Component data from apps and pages

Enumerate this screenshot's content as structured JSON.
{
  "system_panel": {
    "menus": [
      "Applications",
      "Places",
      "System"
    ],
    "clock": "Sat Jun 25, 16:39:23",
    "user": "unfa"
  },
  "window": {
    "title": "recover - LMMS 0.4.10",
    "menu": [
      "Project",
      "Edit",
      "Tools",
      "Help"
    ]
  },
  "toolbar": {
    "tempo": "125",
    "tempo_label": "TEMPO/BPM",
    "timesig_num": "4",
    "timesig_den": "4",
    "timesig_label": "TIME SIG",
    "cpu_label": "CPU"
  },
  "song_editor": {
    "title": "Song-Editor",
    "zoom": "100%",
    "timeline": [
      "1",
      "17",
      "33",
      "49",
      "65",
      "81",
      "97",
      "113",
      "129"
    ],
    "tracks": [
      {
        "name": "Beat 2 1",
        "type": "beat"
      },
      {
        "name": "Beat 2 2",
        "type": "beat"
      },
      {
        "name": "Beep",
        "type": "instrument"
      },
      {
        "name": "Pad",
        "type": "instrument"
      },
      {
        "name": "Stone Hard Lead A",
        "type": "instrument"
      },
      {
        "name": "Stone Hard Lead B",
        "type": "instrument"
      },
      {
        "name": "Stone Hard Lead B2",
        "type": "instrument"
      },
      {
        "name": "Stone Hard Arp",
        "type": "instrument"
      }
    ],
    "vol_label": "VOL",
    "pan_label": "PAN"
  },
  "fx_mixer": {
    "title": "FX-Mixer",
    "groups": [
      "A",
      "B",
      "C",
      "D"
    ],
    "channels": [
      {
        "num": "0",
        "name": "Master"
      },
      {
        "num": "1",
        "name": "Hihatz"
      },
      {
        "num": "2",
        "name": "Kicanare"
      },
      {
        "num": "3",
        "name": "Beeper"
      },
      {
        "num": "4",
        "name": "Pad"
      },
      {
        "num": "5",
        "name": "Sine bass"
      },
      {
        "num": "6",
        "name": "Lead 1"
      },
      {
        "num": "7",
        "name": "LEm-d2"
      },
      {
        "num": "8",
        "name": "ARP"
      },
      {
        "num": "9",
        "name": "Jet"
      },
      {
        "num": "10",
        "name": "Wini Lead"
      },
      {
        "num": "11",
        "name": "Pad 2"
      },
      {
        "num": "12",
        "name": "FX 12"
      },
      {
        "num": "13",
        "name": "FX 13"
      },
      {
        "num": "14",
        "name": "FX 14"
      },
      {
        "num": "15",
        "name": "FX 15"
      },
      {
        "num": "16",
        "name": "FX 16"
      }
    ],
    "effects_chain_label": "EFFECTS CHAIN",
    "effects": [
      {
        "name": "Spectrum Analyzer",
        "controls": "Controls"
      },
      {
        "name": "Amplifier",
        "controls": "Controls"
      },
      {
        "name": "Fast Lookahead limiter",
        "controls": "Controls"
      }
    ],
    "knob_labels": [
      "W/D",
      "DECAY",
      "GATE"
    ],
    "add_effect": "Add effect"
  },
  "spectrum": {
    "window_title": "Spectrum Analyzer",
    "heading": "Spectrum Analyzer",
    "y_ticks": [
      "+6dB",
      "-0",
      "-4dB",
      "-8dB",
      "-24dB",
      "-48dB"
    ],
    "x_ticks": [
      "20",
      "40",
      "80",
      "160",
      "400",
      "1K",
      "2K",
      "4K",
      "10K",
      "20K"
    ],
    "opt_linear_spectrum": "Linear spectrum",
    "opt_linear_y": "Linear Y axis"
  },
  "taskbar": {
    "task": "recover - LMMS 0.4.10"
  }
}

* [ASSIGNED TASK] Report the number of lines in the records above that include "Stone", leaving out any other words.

* [ANSWER BOX] 4